Let's say I have two vector spaces $V,W$ , and we have the graded algebras $\Lambda(V),\Lambda(W)$, each with an operation $\wedge$. I'd like to know if there are "many" $\wedge$ operators, or if there is just one, in the following sense. I can construct tensor products $\Lambda^p(V)\otimes\Lambda^q(W)$. I imagine that I could act with a "V wedge" which takes

$ \wedge_V : (\Lambda^p(V)\otimes\Lambda^q(W))\times (\Lambda^r(V)\otimes\Lambda^s(W))\to \Lambda^{p+r}(V)\otimes\Lambda^q(W)\otimes\Lambda^s(W)$

and similarly for $\wedge_W$. I don't know if these are good operators to consider or if there is some reason it's silly. Now I could also imagine an "everything wedge" which takes

$\wedge_{all} : (\Lambda^p(V)\otimes\Lambda^q(W))\times (\Lambda^r(V)\otimes\Lambda^s(W))\to \Lambda^{p+r}(V)\otimes\Lambda^{q+s}(W)$.

I again don't know enough algebra if this is a silly thing to consider or if it's some natural thing. When I am wedging, should I be specifying which algebra is being wedged, i.e. are there multiple wedges?
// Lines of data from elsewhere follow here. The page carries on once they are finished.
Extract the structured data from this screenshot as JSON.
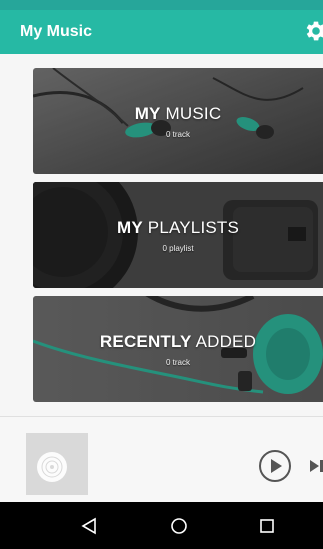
{
  "header": {
    "title": "My Music",
    "settings_icon": "gear-icon"
  },
  "cards": [
    {
      "bold": "MY",
      "light": " MUSIC",
      "sub": "0 track"
    },
    {
      "bold": "MY",
      "light": " PLAYLISTS",
      "sub": "0 playlist"
    },
    {
      "bold": "RECENTLY",
      "light": " ADDED",
      "sub": "0 track"
    }
  ],
  "player": {
    "art_icon": "vinyl-disc-icon",
    "play_icon": "play-icon",
    "next_icon": "skip-next-icon"
  },
  "navbar": {
    "back_icon": "back-triangle-icon",
    "home_icon": "home-circle-icon",
    "recents_icon": "recents-square-icon"
  },
  "colors": {
    "accent": "#26b9a4",
    "status_bar": "#26a69a",
    "headphone_green": "#2bb59a",
    "nav_bar": "#000000"
  }
}
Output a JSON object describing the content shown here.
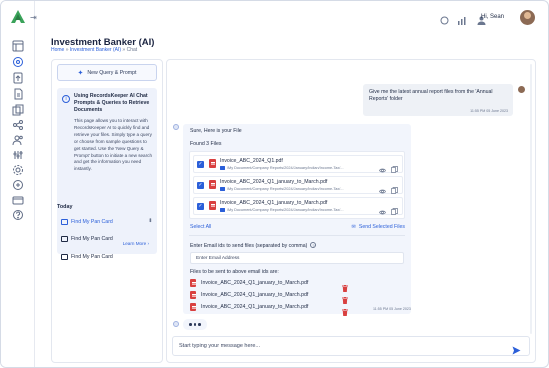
{
  "colors": {
    "accent": "#2b5fd9",
    "logo": "#3aa35a",
    "pdf": "#d94040"
  },
  "header": {
    "greeting": "Hi, Sean",
    "icons": [
      "brightness-icon",
      "chart-icon",
      "user-icon"
    ]
  },
  "page": {
    "title": "Investment Banker (AI)",
    "breadcrumb_home": "Home",
    "breadcrumb_sep": " » ",
    "breadcrumb_mid": "Investment Banker (AI)",
    "breadcrumb_sep2": " » ",
    "breadcrumb_current": "Chat"
  },
  "left": {
    "new_button": "New Query & Prompt",
    "info_title": "Using RecordsKeeper AI Chat Prompts & Queries to Retrieve Documents",
    "info_body": "This page allows you to interact with RecordsKeeper AI to quickly find and retrieve your files. Simply type a query or choose from sample questions to get started. Use the 'New Query & Prompt' button to initiate a new search and get the information you need instantly.",
    "learn_more": "Learn More ›",
    "section": "Today",
    "history": [
      {
        "label": "Find My Pan Card"
      },
      {
        "label": "Find My Pan Card"
      },
      {
        "label": "Find My Pan Card"
      }
    ]
  },
  "chat": {
    "user_message": "Give me  the latest annual report files from the 'Annual Reports' folder",
    "user_time": "11:55 PM 05 June 2023",
    "bot_intro": "Sure, Here is your File",
    "found": "Found 3 Files",
    "files": [
      {
        "name": "Invoice_ABC_2024_Q1.pdf",
        "path": "/My Document/Company Reports/2024/January/Indian/Income-Tax/..."
      },
      {
        "name": "Invoice_ABC_2024_Q1_january_to_March.pdf",
        "path": "/My Document/Company Reports/2024/January/Indian/Income-Tax/..."
      },
      {
        "name": "Invoice_ABC_2024_Q1_january_to_March.pdf",
        "path": "/My Document/Company Reports/2024/January/Indian/Income-Tax/..."
      }
    ],
    "select_all": "Select All",
    "send_selected": "Send Selected Files",
    "email_label": "Enter Email ids to send files (separated by comma)",
    "email_placeholder": "Enter Email Address",
    "send_label": "Files to be sent to above email ids are:",
    "send_files": [
      {
        "name": "Invoice_ABC_2024_Q1_january_to_March.pdf"
      },
      {
        "name": "Invoice_ABC_2024_Q1_january_to_March.pdf"
      },
      {
        "name": "Invoice_ABC_2024_Q1_january_to_March.pdf"
      }
    ],
    "bot_time": "11:55 PM 05 June 2023",
    "input_placeholder": "Start typing your message here..."
  }
}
Or is there just one wedge operator which should be wedging everything possible?